After determining how chocolate is orally processed, the research team wanted to find the exact sweet spot of the breakdown of solid cocoa particles and fat as they are released into the mouth. They determined that the epicurean pleasure comes only from the chocolate's outer layer of fat; the secondary fatty layers inside the chocolate don’t add to the sensation. It was this final discovery that helped the team determine that it might be possible to produce healthier chocolate that would contain less oil, says Soltanahmadi. And therefore, less fat.

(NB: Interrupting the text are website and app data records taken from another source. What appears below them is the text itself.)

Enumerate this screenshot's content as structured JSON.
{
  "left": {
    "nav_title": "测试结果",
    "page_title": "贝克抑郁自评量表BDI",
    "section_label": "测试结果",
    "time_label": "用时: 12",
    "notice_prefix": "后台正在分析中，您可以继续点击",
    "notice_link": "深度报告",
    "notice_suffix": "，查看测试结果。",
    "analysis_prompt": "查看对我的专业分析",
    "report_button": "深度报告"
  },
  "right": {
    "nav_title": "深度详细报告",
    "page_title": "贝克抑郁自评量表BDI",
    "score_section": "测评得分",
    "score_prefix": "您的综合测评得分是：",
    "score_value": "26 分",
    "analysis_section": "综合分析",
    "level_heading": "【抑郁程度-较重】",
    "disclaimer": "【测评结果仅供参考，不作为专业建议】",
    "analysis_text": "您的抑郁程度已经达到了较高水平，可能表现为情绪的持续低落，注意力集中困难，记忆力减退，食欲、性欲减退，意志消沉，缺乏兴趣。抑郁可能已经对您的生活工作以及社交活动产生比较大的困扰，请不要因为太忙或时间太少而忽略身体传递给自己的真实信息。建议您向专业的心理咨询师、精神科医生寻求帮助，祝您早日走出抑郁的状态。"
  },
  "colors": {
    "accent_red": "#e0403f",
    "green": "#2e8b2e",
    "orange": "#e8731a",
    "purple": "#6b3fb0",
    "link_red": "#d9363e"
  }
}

Rongjia Tao, a physicist at Temple University in Philadelphia, thinks the Leeds study and the concept behind it is “very interesting.” Tao, himself, did a study in 2016 and found he could reduce fat in milk chocolate by 20 percent. He believes that the Leeds researchers’ discovery about the first layer of fat being more important for taste than the other layer can inform future chocolate manufacturing. “As a scientist I consider this significant and an important starting point,” he says.
Chocolate is rich in polyphenols, naturally occurring compounds also found in fruits and vegetables, such as grapes, apples and berries. Research found that plant polyphenols can protect against cancer, diabetes and osteoporosis as well as cardiovascular ad neurodegenerative diseases.
Not everyone thinks it’s a good idea, such as chef Michael Antonorsi, founder and owner of Chuao Chocolatier, one of the leading chocolate makers in the U.S. First, he says, “cacao fat is definitely a good fat.” Second, he’s not thrilled that science is trying to interfere with nature. “Every time we've tried to intervene and change nature, we get things out of balance,” says Antonorsi. “There’s a reason cacao is botanically known as food of the gods. The botanical name is the Theobroma cacao: Theobroma in ancient Greek, Theo is God and Brahma is food. So it's a food of the gods,” Antonorsi explains. He’s doubtful that a chocolate made only with a top layer of fat will produce the same epicurean satisfaction. “You're not going to achieve the same sensation because that surface fat is going to dissipate and there is no fat from behind coming to take over,” he says.
Without layers of fat, Antonorsi fears the deeply satisfying experiential part of savoring chocolate will be lost. The University of Leeds team, however, thinks that it may be possible to make chocolate healthier - when consumed in limited amounts - without sacrificing its taste. They believe the concept of less fatty but no less slick chocolate will resonate with at least some chocolate-makers and consumers, too.
Chocolate already contains some healthful compounds. Its cocoa particles have “loads of health benefits,” says Soltanahmadi. Dark chocolate usually has more cocoa than milk chocolate. Some experts recommend that dark chocolate should contain at least 70 percent cocoa in order for it to offer some health benefit.Research has shown that the cocoa in chocolate is rich in polyphenols, naturally occurring compounds also found in fruits and vegetables, such as grapes, apples and berries. Research has shown that consuming plant polyphenols can be protective against cancer, diabetes and osteoporosis as well as cardiovascular and neurodegenerative diseases.
“So keeping the healthy part of it and reducing the oily part of it, which is not healthy, but is giving you that indulgence of it … that was the final aim,” Soltanahmadi says. He adds that the team has been approached by individuals in the chocolate industry about their research. “Everyone wants to have a healthy chocolate, which at the same time tastes brilliant and gives you that self-indulging experience.”